### Exercise prompt
The word "handle" marks the lines you need; copy each of them from the data.

Data provided: Begin

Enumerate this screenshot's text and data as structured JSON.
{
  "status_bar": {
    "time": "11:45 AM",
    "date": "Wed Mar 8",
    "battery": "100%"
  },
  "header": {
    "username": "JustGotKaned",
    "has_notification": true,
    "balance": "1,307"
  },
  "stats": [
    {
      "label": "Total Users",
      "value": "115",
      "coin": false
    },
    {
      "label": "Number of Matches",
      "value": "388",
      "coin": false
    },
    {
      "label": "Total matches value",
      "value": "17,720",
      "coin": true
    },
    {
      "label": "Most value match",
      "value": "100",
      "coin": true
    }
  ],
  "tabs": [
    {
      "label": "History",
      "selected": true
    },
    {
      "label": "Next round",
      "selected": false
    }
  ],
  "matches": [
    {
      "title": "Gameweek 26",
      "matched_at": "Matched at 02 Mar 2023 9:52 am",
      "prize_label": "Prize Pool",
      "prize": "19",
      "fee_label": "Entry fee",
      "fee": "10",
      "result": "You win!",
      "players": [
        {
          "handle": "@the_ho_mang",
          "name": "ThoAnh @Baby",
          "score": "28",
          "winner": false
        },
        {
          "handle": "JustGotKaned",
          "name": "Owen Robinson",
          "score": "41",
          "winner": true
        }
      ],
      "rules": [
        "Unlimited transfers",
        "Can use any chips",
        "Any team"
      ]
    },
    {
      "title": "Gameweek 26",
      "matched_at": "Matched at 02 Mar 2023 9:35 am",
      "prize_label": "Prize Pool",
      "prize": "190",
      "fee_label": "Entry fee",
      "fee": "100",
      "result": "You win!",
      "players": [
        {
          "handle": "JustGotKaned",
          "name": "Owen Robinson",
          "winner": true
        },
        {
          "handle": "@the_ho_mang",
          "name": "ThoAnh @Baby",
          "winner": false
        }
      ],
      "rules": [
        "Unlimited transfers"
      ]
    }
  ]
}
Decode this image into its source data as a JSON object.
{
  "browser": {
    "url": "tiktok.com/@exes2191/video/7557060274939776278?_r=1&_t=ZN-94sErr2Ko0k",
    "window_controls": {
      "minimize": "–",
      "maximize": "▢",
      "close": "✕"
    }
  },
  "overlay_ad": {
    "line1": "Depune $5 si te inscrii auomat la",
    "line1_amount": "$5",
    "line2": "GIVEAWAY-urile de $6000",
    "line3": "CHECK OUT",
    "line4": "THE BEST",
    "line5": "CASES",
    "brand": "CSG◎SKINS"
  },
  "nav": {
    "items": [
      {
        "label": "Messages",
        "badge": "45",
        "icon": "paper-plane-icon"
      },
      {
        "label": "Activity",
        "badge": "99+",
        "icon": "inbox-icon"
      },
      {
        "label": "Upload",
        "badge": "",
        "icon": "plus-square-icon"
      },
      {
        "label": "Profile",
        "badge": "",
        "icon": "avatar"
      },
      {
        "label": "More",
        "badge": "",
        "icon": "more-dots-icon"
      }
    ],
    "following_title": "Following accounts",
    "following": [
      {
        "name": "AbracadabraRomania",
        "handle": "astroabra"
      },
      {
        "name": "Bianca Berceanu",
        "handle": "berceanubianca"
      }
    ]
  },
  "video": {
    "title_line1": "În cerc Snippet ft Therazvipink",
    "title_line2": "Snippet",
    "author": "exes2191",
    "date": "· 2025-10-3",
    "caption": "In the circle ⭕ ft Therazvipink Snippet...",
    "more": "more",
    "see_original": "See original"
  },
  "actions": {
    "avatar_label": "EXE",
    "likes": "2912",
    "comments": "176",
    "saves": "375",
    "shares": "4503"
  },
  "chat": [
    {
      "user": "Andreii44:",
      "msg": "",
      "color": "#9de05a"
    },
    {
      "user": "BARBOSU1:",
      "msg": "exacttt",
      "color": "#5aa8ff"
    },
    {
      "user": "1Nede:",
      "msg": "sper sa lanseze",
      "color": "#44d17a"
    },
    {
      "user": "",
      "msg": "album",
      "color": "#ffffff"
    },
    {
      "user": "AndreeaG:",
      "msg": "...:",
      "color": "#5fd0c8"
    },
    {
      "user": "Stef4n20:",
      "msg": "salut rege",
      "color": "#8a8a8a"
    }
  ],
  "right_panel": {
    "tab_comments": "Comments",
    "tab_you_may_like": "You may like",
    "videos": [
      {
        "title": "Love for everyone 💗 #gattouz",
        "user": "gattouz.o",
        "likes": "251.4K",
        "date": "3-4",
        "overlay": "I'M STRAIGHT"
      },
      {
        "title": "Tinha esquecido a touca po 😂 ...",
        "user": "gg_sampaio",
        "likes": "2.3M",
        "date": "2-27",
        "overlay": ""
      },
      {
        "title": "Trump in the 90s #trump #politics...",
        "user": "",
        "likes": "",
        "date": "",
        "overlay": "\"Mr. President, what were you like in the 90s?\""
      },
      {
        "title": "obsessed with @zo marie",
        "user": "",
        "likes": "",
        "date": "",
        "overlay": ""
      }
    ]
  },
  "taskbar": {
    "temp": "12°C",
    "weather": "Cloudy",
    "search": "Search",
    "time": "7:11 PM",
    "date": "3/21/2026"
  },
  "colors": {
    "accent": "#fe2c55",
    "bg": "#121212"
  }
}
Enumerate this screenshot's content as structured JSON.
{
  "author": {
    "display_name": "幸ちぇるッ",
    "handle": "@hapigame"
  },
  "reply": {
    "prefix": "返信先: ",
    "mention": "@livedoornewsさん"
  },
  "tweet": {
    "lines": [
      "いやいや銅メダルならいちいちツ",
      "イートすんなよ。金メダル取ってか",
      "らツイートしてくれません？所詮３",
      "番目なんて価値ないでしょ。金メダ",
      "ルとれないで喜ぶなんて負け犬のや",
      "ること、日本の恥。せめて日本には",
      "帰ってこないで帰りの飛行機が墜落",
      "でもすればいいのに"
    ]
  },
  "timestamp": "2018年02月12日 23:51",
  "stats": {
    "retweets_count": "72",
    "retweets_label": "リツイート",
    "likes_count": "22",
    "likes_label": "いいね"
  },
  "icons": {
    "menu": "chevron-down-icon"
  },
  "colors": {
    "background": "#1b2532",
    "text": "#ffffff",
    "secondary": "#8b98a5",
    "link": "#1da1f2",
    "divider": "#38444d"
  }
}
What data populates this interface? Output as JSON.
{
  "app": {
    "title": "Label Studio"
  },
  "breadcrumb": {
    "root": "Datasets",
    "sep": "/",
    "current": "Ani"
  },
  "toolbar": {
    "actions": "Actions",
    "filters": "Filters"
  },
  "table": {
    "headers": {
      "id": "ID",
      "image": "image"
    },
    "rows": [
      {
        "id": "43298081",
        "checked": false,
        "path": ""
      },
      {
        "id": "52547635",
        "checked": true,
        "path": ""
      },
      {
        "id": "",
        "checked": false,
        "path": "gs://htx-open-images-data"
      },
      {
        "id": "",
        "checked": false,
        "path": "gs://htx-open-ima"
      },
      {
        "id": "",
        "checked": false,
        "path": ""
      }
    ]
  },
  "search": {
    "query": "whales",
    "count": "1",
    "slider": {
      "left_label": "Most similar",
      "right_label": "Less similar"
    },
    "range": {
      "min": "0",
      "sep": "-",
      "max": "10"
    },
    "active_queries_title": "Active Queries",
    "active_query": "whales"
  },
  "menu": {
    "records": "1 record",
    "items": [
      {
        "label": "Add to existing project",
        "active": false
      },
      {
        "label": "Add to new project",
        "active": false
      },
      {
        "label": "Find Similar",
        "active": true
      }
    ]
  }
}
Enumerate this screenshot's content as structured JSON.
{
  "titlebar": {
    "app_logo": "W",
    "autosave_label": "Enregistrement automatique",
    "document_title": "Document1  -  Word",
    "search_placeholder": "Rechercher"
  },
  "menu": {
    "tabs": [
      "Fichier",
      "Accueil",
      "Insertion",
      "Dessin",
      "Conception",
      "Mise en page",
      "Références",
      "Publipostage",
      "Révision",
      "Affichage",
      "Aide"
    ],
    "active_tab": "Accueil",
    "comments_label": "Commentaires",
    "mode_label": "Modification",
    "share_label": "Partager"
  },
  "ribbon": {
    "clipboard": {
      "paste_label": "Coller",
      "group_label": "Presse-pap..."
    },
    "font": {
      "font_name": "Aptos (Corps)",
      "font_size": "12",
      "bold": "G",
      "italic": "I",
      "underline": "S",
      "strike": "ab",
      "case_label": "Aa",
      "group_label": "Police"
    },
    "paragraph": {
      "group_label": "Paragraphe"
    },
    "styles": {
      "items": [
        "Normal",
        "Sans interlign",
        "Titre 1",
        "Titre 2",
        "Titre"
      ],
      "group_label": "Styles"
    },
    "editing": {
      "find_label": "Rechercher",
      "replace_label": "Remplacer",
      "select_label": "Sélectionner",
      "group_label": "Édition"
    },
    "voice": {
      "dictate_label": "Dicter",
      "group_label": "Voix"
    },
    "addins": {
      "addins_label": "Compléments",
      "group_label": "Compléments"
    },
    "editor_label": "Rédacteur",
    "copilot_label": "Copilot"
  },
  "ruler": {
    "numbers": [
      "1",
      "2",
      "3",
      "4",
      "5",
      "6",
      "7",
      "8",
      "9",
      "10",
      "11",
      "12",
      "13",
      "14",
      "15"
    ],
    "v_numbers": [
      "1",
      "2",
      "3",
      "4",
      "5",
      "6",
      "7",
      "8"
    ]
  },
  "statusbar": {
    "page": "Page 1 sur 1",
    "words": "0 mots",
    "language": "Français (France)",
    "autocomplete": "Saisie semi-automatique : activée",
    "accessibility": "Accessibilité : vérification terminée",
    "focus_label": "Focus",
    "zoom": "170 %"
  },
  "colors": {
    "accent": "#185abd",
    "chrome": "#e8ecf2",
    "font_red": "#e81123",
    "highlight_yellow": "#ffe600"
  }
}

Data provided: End

### Completed exercise
          "handle": "@the_ho_mang",
          "handle": "JustGotKaned",
          "handle": "JustGotKaned",
          "handle": "@the_ho_mang",
        "handle": "astroabra"
        "handle": "berceanubianca"
    "handle": "@hapigame"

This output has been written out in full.